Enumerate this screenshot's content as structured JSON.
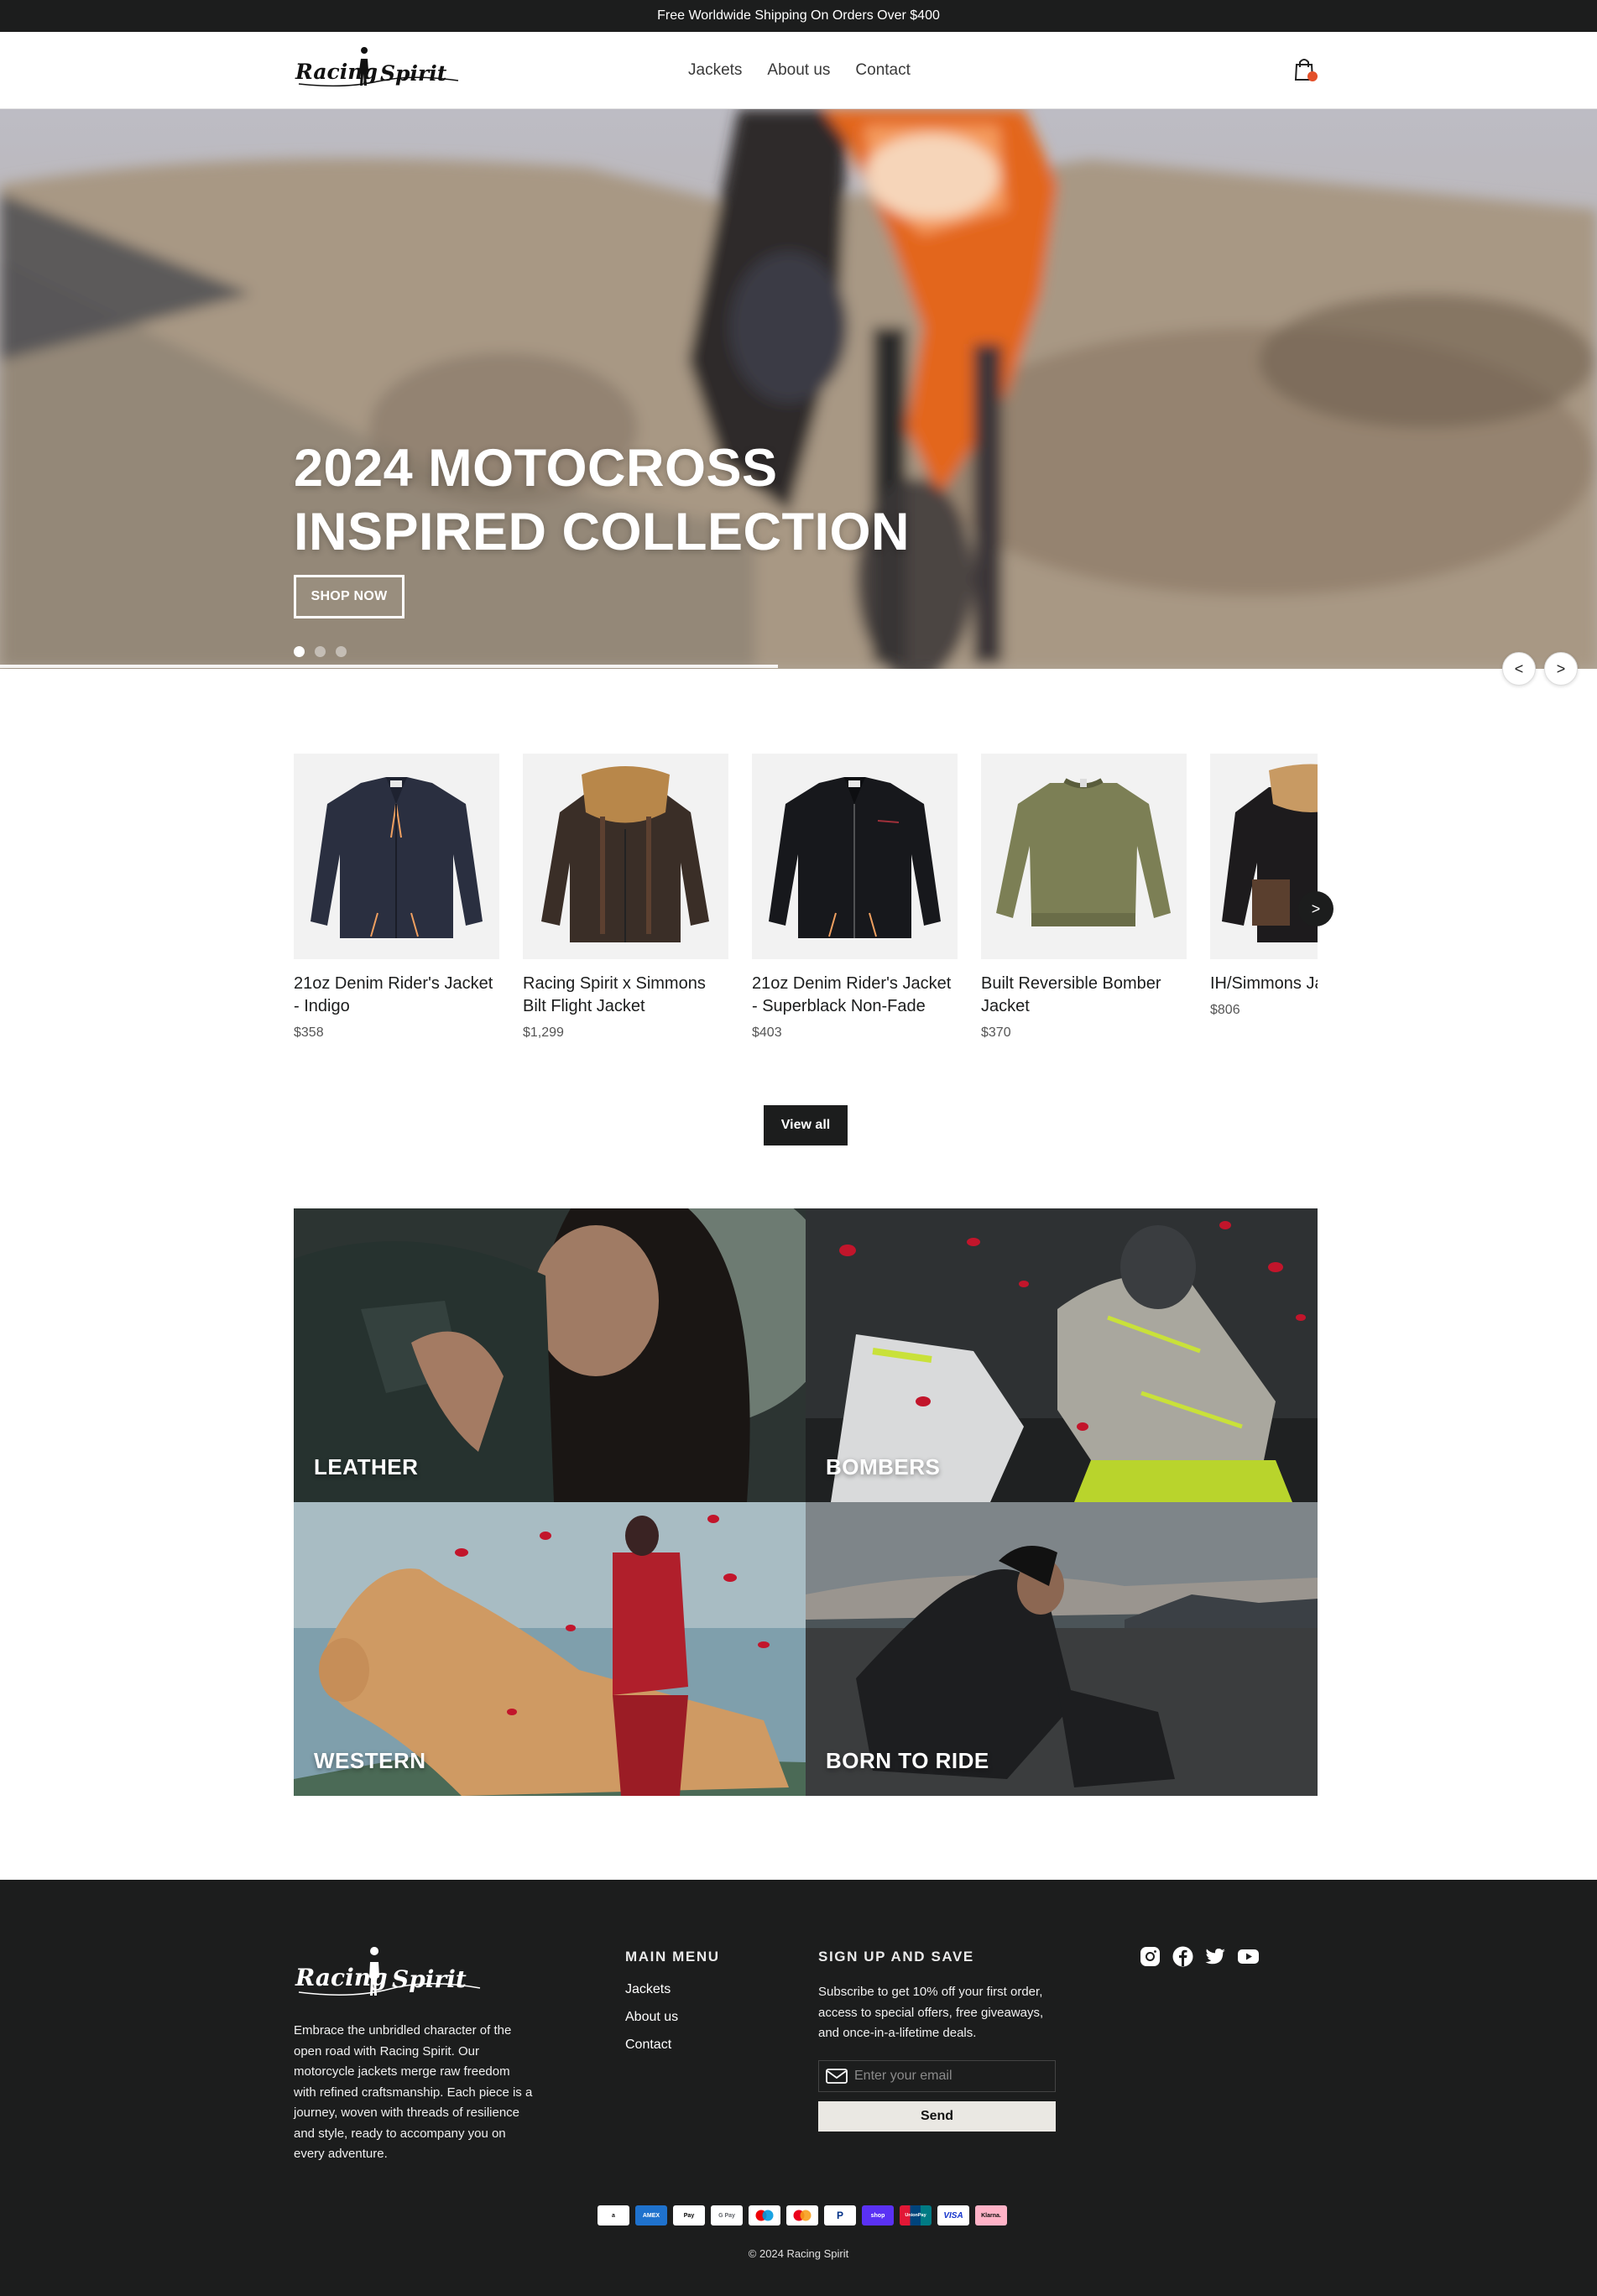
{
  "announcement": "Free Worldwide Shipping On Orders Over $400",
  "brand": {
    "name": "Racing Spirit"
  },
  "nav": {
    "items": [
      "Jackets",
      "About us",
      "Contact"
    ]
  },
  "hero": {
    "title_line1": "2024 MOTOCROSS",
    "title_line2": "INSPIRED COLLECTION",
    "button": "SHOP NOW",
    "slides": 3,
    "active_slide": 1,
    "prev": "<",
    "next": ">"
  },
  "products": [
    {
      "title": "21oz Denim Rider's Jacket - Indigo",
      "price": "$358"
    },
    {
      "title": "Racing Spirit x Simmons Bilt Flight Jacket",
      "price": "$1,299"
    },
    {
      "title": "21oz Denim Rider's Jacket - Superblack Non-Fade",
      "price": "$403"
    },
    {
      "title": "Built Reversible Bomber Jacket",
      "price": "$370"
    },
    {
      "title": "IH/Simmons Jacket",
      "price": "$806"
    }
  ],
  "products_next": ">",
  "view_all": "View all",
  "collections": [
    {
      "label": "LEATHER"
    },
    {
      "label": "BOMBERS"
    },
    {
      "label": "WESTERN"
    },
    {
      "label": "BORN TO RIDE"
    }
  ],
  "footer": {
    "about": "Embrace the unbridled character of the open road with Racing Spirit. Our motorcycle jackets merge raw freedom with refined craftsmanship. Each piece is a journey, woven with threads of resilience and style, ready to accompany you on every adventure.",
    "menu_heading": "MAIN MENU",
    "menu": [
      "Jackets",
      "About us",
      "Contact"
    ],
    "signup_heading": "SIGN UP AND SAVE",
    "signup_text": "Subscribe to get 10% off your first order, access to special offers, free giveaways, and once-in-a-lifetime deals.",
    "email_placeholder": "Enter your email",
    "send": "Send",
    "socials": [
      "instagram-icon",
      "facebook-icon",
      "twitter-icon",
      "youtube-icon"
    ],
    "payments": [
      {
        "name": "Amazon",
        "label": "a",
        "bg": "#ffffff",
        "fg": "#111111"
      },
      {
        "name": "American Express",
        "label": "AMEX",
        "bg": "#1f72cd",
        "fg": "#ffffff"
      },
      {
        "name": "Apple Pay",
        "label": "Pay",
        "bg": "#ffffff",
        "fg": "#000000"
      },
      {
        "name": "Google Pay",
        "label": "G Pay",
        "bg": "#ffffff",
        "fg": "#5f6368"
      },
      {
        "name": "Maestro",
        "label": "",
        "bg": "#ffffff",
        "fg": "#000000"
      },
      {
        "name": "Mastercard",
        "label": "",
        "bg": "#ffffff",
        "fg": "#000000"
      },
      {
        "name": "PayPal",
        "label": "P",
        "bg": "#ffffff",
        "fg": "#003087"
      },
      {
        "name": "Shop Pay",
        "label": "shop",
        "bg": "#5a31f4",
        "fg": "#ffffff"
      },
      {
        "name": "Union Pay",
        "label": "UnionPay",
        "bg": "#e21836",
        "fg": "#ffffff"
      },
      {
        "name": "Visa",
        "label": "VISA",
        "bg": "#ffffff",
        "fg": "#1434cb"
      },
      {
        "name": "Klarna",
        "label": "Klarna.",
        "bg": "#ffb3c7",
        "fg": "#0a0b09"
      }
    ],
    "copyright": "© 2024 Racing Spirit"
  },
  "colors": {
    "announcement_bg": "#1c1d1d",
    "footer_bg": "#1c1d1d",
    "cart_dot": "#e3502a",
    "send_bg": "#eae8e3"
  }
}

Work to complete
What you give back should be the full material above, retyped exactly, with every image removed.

Written solution
Enumerate this screenshot's content as structured JSON.
{
  "announcement": "Free Worldwide Shipping On Orders Over $400",
  "brand": {
    "name": "Racing Spirit"
  },
  "nav": {
    "items": [
      "Jackets",
      "About us",
      "Contact"
    ]
  },
  "hero": {
    "title_line1": "2024 MOTOCROSS",
    "title_line2": "INSPIRED COLLECTION",
    "button": "SHOP NOW",
    "slides": 3,
    "active_slide": 1,
    "prev": "<",
    "next": ">"
  },
  "products": [
    {
      "title": "21oz Denim Rider's Jacket - Indigo",
      "price": "$358"
    },
    {
      "title": "Racing Spirit x Simmons Bilt Flight Jacket",
      "price": "$1,299"
    },
    {
      "title": "21oz Denim Rider's Jacket - Superblack Non-Fade",
      "price": "$403"
    },
    {
      "title": "Built Reversible Bomber Jacket",
      "price": "$370"
    },
    {
      "title": "IH/Simmons Jacket",
      "price": "$806"
    }
  ],
  "products_next": ">",
  "view_all": "View all",
  "collections": [
    {
      "label": "LEATHER"
    },
    {
      "label": "BOMBERS"
    },
    {
      "label": "WESTERN"
    },
    {
      "label": "BORN TO RIDE"
    }
  ],
  "footer": {
    "about": "Embrace the unbridled character of the open road with Racing Spirit. Our motorcycle jackets merge raw freedom with refined craftsmanship. Each piece is a journey, woven with threads of resilience and style, ready to accompany you on every adventure.",
    "menu_heading": "MAIN MENU",
    "menu": [
      "Jackets",
      "About us",
      "Contact"
    ],
    "signup_heading": "SIGN UP AND SAVE",
    "signup_text": "Subscribe to get 10% off your first order, access to special offers, free giveaways, and once-in-a-lifetime deals.",
    "email_placeholder": "Enter your email",
    "send": "Send",
    "socials": [
      "instagram-icon",
      "facebook-icon",
      "twitter-icon",
      "youtube-icon"
    ],
    "payments": [
      {
        "name": "Amazon",
        "label": "a",
        "bg": "#ffffff",
        "fg": "#111111"
      },
      {
        "name": "American Express",
        "label": "AMEX",
        "bg": "#1f72cd",
        "fg": "#ffffff"
      },
      {
        "name": "Apple Pay",
        "label": "Pay",
        "bg": "#ffffff",
        "fg": "#000000"
      },
      {
        "name": "Google Pay",
        "label": "G Pay",
        "bg": "#ffffff",
        "fg": "#5f6368"
      },
      {
        "name": "Maestro",
        "label": "",
        "bg": "#ffffff",
        "fg": "#000000"
      },
      {
        "name": "Mastercard",
        "label": "",
        "bg": "#ffffff",
        "fg": "#000000"
      },
      {
        "name": "PayPal",
        "label": "P",
        "bg": "#ffffff",
        "fg": "#003087"
      },
      {
        "name": "Shop Pay",
        "label": "shop",
        "bg": "#5a31f4",
        "fg": "#ffffff"
      },
      {
        "name": "Union Pay",
        "label": "UnionPay",
        "bg": "#e21836",
        "fg": "#ffffff"
      },
      {
        "name": "Visa",
        "label": "VISA",
        "bg": "#ffffff",
        "fg": "#1434cb"
      },
      {
        "name": "Klarna",
        "label": "Klarna.",
        "bg": "#ffb3c7",
        "fg": "#0a0b09"
      }
    ],
    "copyright": "© 2024 Racing Spirit"
  },
  "colors": {
    "announcement_bg": "#1c1d1d",
    "footer_bg": "#1c1d1d",
    "cart_dot": "#e3502a",
    "send_bg": "#eae8e3"
  }
}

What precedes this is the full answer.